* [Problem]
Could you restate all of the records exactly, leaving out the pictures?

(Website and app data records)
....................
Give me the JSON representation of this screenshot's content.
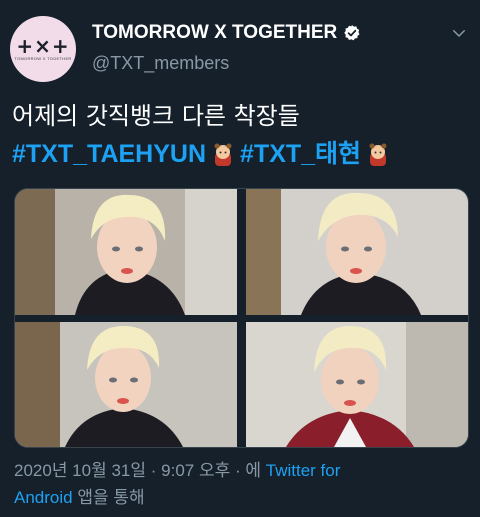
{
  "account": {
    "name": "TOMORROW X TOGETHER",
    "handle": "@TXT_members",
    "logo_text": "+×+",
    "logo_subtext": "TOMORROW X TOGETHER"
  },
  "tweet": {
    "text_line1": "어제의 갓직뱅크 다른 착장들",
    "hashtag1": "#TXT_TAEHYUN",
    "hashtag2": "#TXT_태현"
  },
  "meta": {
    "date": "2020년 10월 31일",
    "separator": "·",
    "time": "9:07 오후",
    "via_prefix": "· 에",
    "source_part1": "Twitter for",
    "source_part2": "Android",
    "via_suffix": "앱을 통해"
  },
  "colors": {
    "background": "#15202b",
    "accent": "#1da1f2",
    "secondary_text": "#8899a6"
  },
  "icons": [
    "verified-badge-icon",
    "chevron-down-icon",
    "bear-emoji-icon"
  ]
}
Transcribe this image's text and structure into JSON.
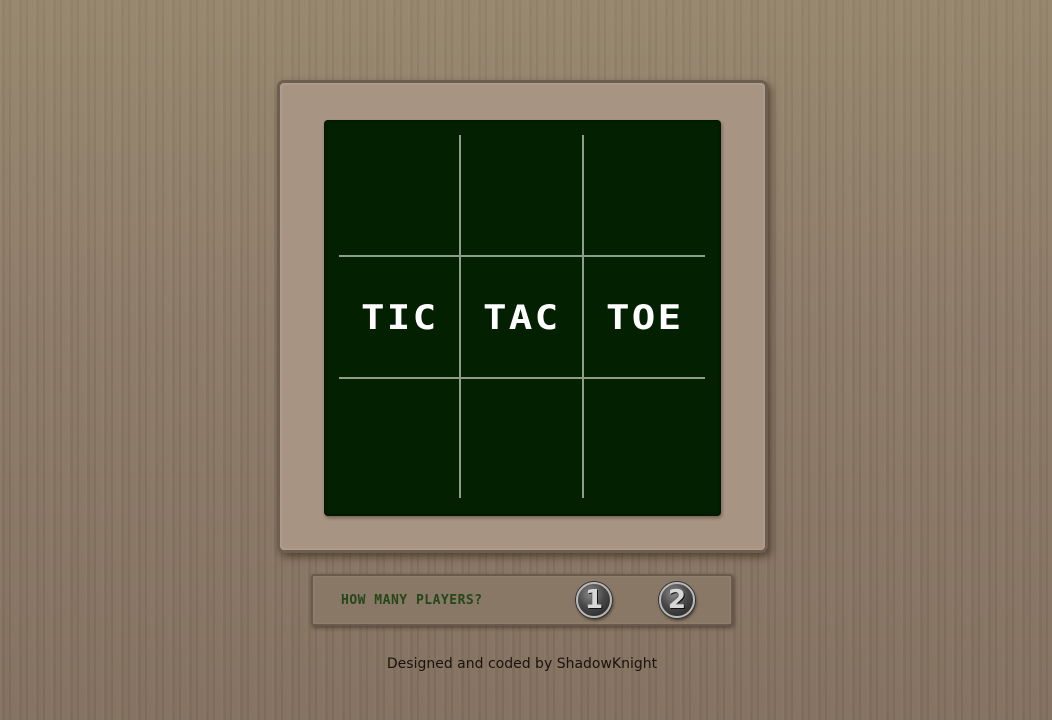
{
  "board": {
    "cells": [
      "",
      "",
      "",
      "TIC",
      "TAC",
      "TOE",
      "",
      "",
      ""
    ]
  },
  "players": {
    "prompt": "HOW MANY PLAYERS?",
    "one_label": "1",
    "two_label": "2"
  },
  "footer": {
    "credit_prefix": "Designed and coded by",
    "author": "ShadowKnight"
  },
  "colors": {
    "board": "#032101",
    "frame": "#a89482",
    "prompt": "#24471a"
  }
}
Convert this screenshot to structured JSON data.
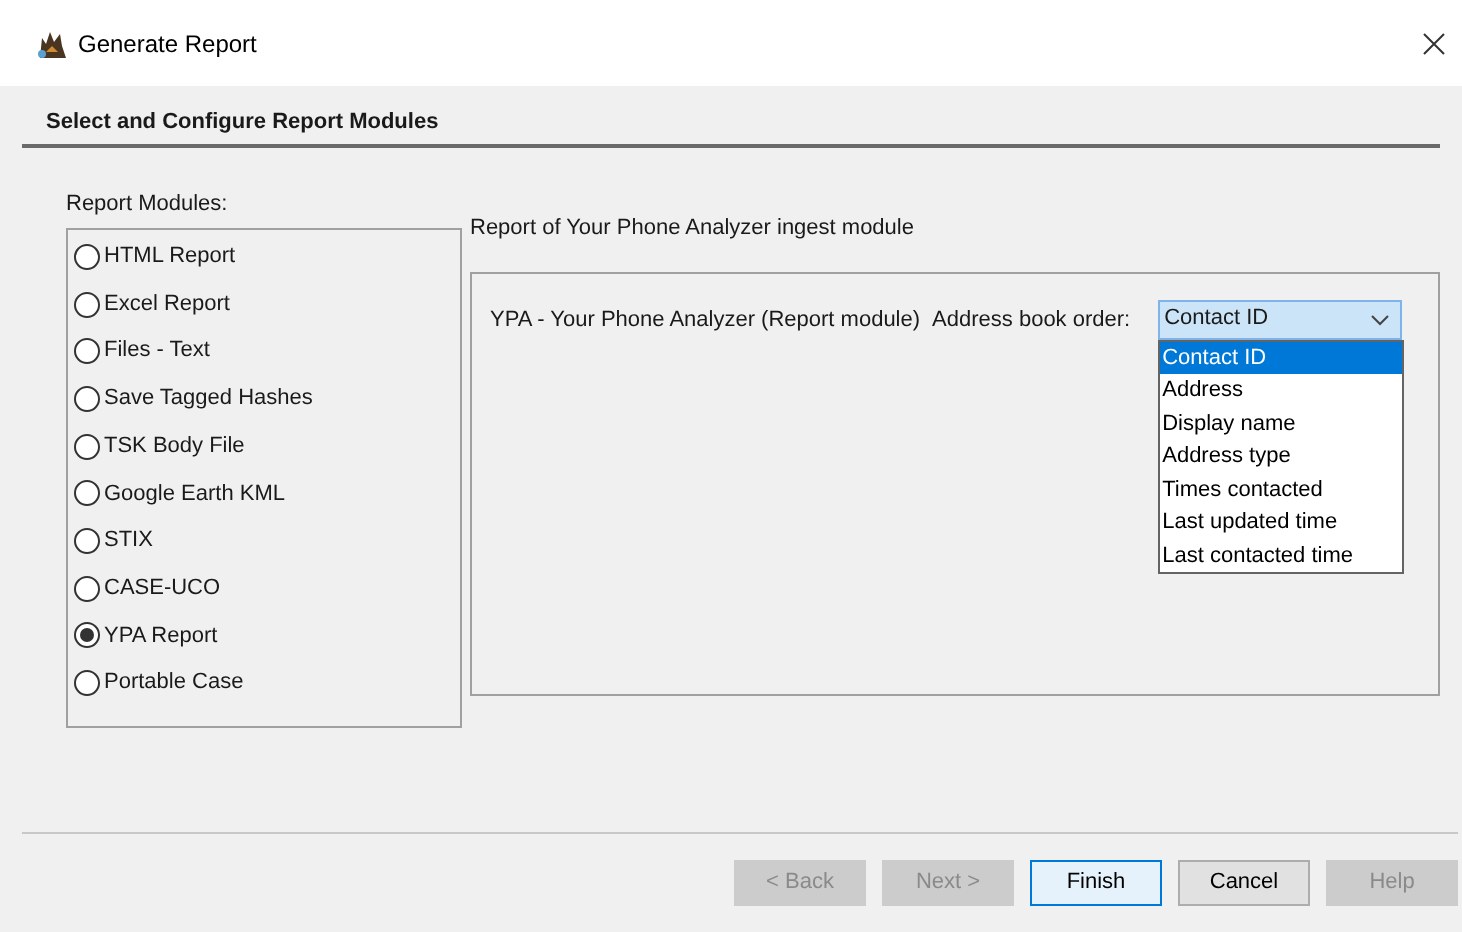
{
  "window": {
    "title": "Generate Report"
  },
  "header": "Select and Configure Report Modules",
  "modules_label": "Report Modules:",
  "modules": [
    {
      "label": "HTML Report",
      "selected": false
    },
    {
      "label": "Excel Report",
      "selected": false
    },
    {
      "label": "Files - Text",
      "selected": false
    },
    {
      "label": "Save Tagged Hashes",
      "selected": false
    },
    {
      "label": "TSK Body File",
      "selected": false
    },
    {
      "label": "Google Earth KML",
      "selected": false
    },
    {
      "label": "STIX",
      "selected": false
    },
    {
      "label": "CASE-UCO",
      "selected": false
    },
    {
      "label": "YPA Report",
      "selected": true
    },
    {
      "label": "Portable Case",
      "selected": false
    }
  ],
  "config": {
    "description": "Report of Your Phone Analyzer ingest module",
    "module_name": "YPA - Your Phone Analyzer (Report module)",
    "field_label": "Address book order:",
    "dropdown": {
      "value": "Contact ID",
      "expanded": true,
      "options": [
        {
          "label": "Contact ID",
          "selected": true
        },
        {
          "label": "Address",
          "selected": false
        },
        {
          "label": "Display name",
          "selected": false
        },
        {
          "label": "Address type",
          "selected": false
        },
        {
          "label": "Times contacted",
          "selected": false
        },
        {
          "label": "Last updated time",
          "selected": false
        },
        {
          "label": "Last contacted time",
          "selected": false
        }
      ]
    }
  },
  "buttons": [
    {
      "label": "< Back",
      "disabled": true,
      "default": false
    },
    {
      "label": "Next >",
      "disabled": true,
      "default": false
    },
    {
      "label": "Finish",
      "disabled": false,
      "default": true
    },
    {
      "label": "Cancel",
      "disabled": false,
      "default": false
    },
    {
      "label": "Help",
      "disabled": true,
      "default": false
    }
  ]
}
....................
* [Completed task]
Give me the JSON representation of this screenshot's content.
{
  "account": {
    "name": "TOMORROW X TOGETHER",
    "handle": "@TXT_members",
    "logo_text": "+×+",
    "logo_subtext": "TOMORROW X TOGETHER"
  },
  "tweet": {
    "text_line1": "어제의 갓직뱅크 다른 착장들",
    "hashtag1": "#TXT_TAEHYUN",
    "hashtag2": "#TXT_태현"
  },
  "meta": {
    "date": "2020년 10월 31일",
    "separator": "·",
    "time": "9:07 오후",
    "via_prefix": "· 에",
    "source_part1": "Twitter for",
    "source_part2": "Android",
    "via_suffix": "앱을 통해"
  },
  "colors": {
    "background": "#15202b",
    "accent": "#1da1f2",
    "secondary_text": "#8899a6"
  },
  "icons": [
    "verified-badge-icon",
    "chevron-down-icon",
    "bear-emoji-icon"
  ]
}
Transcribe this image's text and structure into JSON.
{
  "board": {
    "cells": [
      "",
      "",
      "",
      "TIC",
      "TAC",
      "TOE",
      "",
      "",
      ""
    ]
  },
  "players": {
    "prompt": "HOW MANY PLAYERS?",
    "one_label": "1",
    "two_label": "2"
  },
  "footer": {
    "credit_prefix": "Designed and coded by",
    "author": "ShadowKnight"
  },
  "colors": {
    "board": "#032101",
    "frame": "#a89482",
    "prompt": "#24471a"
  }
}
Convert this screenshot to structured JSON data.
{
  "window": {
    "title": "Generate Report"
  },
  "header": "Select and Configure Report Modules",
  "modules_label": "Report Modules:",
  "modules": [
    {
      "label": "HTML Report",
      "selected": false
    },
    {
      "label": "Excel Report",
      "selected": false
    },
    {
      "label": "Files - Text",
      "selected": false
    },
    {
      "label": "Save Tagged Hashes",
      "selected": false
    },
    {
      "label": "TSK Body File",
      "selected": false
    },
    {
      "label": "Google Earth KML",
      "selected": false
    },
    {
      "label": "STIX",
      "selected": false
    },
    {
      "label": "CASE-UCO",
      "selected": false
    },
    {
      "label": "YPA Report",
      "selected": true
    },
    {
      "label": "Portable Case",
      "selected": false
    }
  ],
  "config": {
    "description": "Report of Your Phone Analyzer ingest module",
    "module_name": "YPA - Your Phone Analyzer (Report module)",
    "field_label": "Address book order:",
    "dropdown": {
      "value": "Contact ID",
      "expanded": true,
      "options": [
        {
          "label": "Contact ID",
          "selected": true
        },
        {
          "label": "Address",
          "selected": false
        },
        {
          "label": "Display name",
          "selected": false
        },
        {
          "label": "Address type",
          "selected": false
        },
        {
          "label": "Times contacted",
          "selected": false
        },
        {
          "label": "Last updated time",
          "selected": false
        },
        {
          "label": "Last contacted time",
          "selected": false
        }
      ]
    }
  },
  "buttons": [
    {
      "label": "< Back",
      "disabled": true,
      "default": false
    },
    {
      "label": "Next >",
      "disabled": true,
      "default": false
    },
    {
      "label": "Finish",
      "disabled": false,
      "default": true
    },
    {
      "label": "Cancel",
      "disabled": false,
      "default": false
    },
    {
      "label": "Help",
      "disabled": true,
      "default": false
    }
  ]
}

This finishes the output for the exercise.